> [DATA FOR THIS EXERCISE]:
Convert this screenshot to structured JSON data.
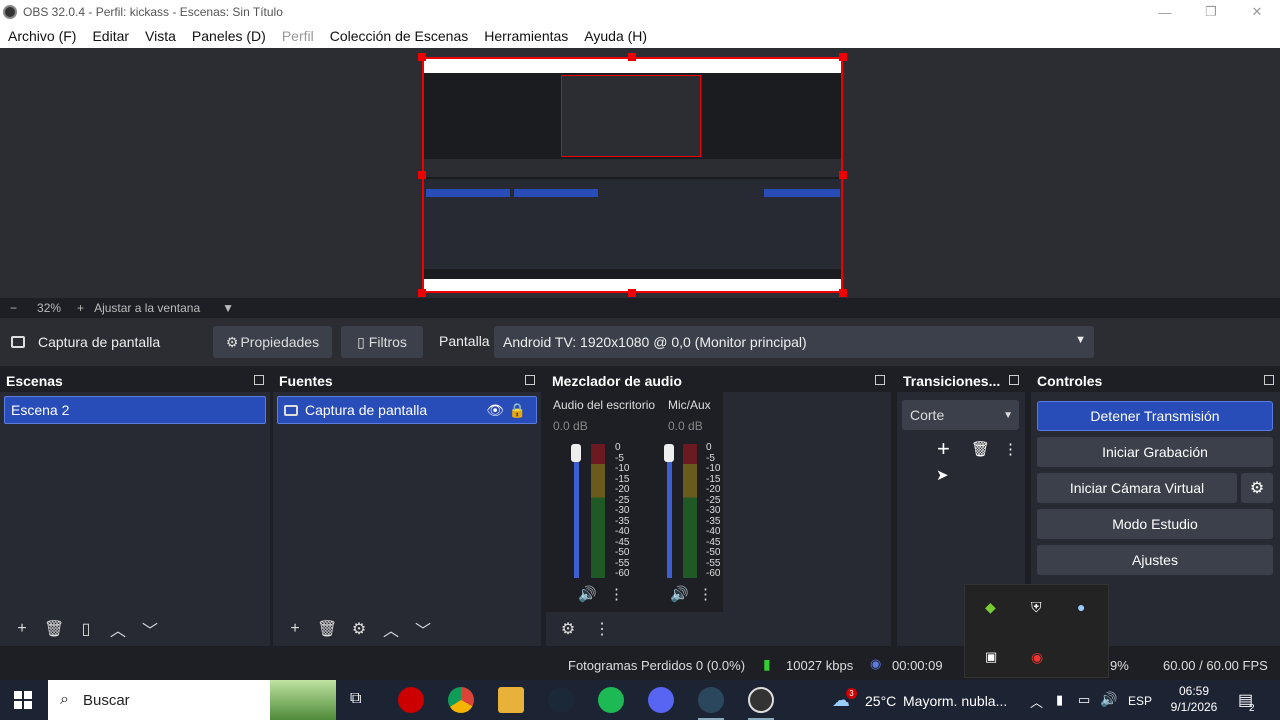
{
  "window": {
    "title": "OBS 32.0.4 - Perfil: kickass - Escenas: Sin Título"
  },
  "menu": [
    "Archivo (F)",
    "Editar",
    "Vista",
    "Paneles (D)",
    "Perfil",
    "Colección de Escenas",
    "Herramientas",
    "Ayuda (H)"
  ],
  "zoom": {
    "minus": "−",
    "value": "32%",
    "plus": "+",
    "fit_label": "Ajustar a la ventana"
  },
  "source_toolbar": {
    "source_name": "Captura de pantalla",
    "properties_label": "Propiedades",
    "filters_label": "Filtros",
    "display_label": "Pantalla",
    "display_value": "Android TV: 1920x1080 @ 0,0 (Monitor principal)"
  },
  "scenes": {
    "title": "Escenas",
    "items": [
      "Escena 2"
    ]
  },
  "sources": {
    "title": "Fuentes",
    "items": [
      "Captura de pantalla"
    ]
  },
  "mixer": {
    "title": "Mezclador de audio",
    "channels": [
      {
        "name": "Audio del escritorio",
        "level": "0.0 dB"
      },
      {
        "name": "Mic/Aux",
        "level": "0.0 dB"
      }
    ],
    "scale": [
      "0",
      "-5",
      "-10",
      "-15",
      "-20",
      "-25",
      "-30",
      "-35",
      "-40",
      "-45",
      "-50",
      "-55",
      "-60"
    ]
  },
  "transitions": {
    "title": "Transiciones...",
    "selected": "Corte"
  },
  "controls": {
    "title": "Controles",
    "buttons": [
      "Detener Transmisión",
      "Iniciar Grabación",
      "Iniciar Cámara Virtual",
      "Modo Estudio",
      "Ajustes"
    ]
  },
  "status": {
    "dropped_frames": "Fotogramas Perdidos 0 (0.0%)",
    "bitrate": "10027 kbps",
    "stream_time": "00:00:09",
    "cpu": "9%",
    "fps": "60.00 / 60.00 FPS"
  },
  "taskbar": {
    "search_placeholder": "Buscar",
    "weather_temp": "25°C",
    "weather_text": "Mayorm. nubla...",
    "weather_badge": "3",
    "lang": "ESP",
    "time": "06:59",
    "date": "9/1/2026",
    "notif_count": "2"
  },
  "colors": {
    "accent": "#284cb8",
    "capture_border": "#e00000"
  }
}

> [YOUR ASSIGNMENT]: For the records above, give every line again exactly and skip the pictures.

> [SOLVED EXERCISE]:
Convert this screenshot to structured JSON data.
{
  "window": {
    "title": "OBS 32.0.4 - Perfil: kickass - Escenas: Sin Título"
  },
  "menu": [
    "Archivo (F)",
    "Editar",
    "Vista",
    "Paneles (D)",
    "Perfil",
    "Colección de Escenas",
    "Herramientas",
    "Ayuda (H)"
  ],
  "zoom": {
    "minus": "−",
    "value": "32%",
    "plus": "+",
    "fit_label": "Ajustar a la ventana"
  },
  "source_toolbar": {
    "source_name": "Captura de pantalla",
    "properties_label": "Propiedades",
    "filters_label": "Filtros",
    "display_label": "Pantalla",
    "display_value": "Android TV: 1920x1080 @ 0,0 (Monitor principal)"
  },
  "scenes": {
    "title": "Escenas",
    "items": [
      "Escena 2"
    ]
  },
  "sources": {
    "title": "Fuentes",
    "items": [
      "Captura de pantalla"
    ]
  },
  "mixer": {
    "title": "Mezclador de audio",
    "channels": [
      {
        "name": "Audio del escritorio",
        "level": "0.0 dB"
      },
      {
        "name": "Mic/Aux",
        "level": "0.0 dB"
      }
    ],
    "scale": [
      "0",
      "-5",
      "-10",
      "-15",
      "-20",
      "-25",
      "-30",
      "-35",
      "-40",
      "-45",
      "-50",
      "-55",
      "-60"
    ]
  },
  "transitions": {
    "title": "Transiciones...",
    "selected": "Corte"
  },
  "controls": {
    "title": "Controles",
    "buttons": [
      "Detener Transmisión",
      "Iniciar Grabación",
      "Iniciar Cámara Virtual",
      "Modo Estudio",
      "Ajustes"
    ]
  },
  "status": {
    "dropped_frames": "Fotogramas Perdidos 0 (0.0%)",
    "bitrate": "10027 kbps",
    "stream_time": "00:00:09",
    "cpu": "9%",
    "fps": "60.00 / 60.00 FPS"
  },
  "taskbar": {
    "search_placeholder": "Buscar",
    "weather_temp": "25°C",
    "weather_text": "Mayorm. nubla...",
    "weather_badge": "3",
    "lang": "ESP",
    "time": "06:59",
    "date": "9/1/2026",
    "notif_count": "2"
  },
  "colors": {
    "accent": "#284cb8",
    "capture_border": "#e00000"
  }
}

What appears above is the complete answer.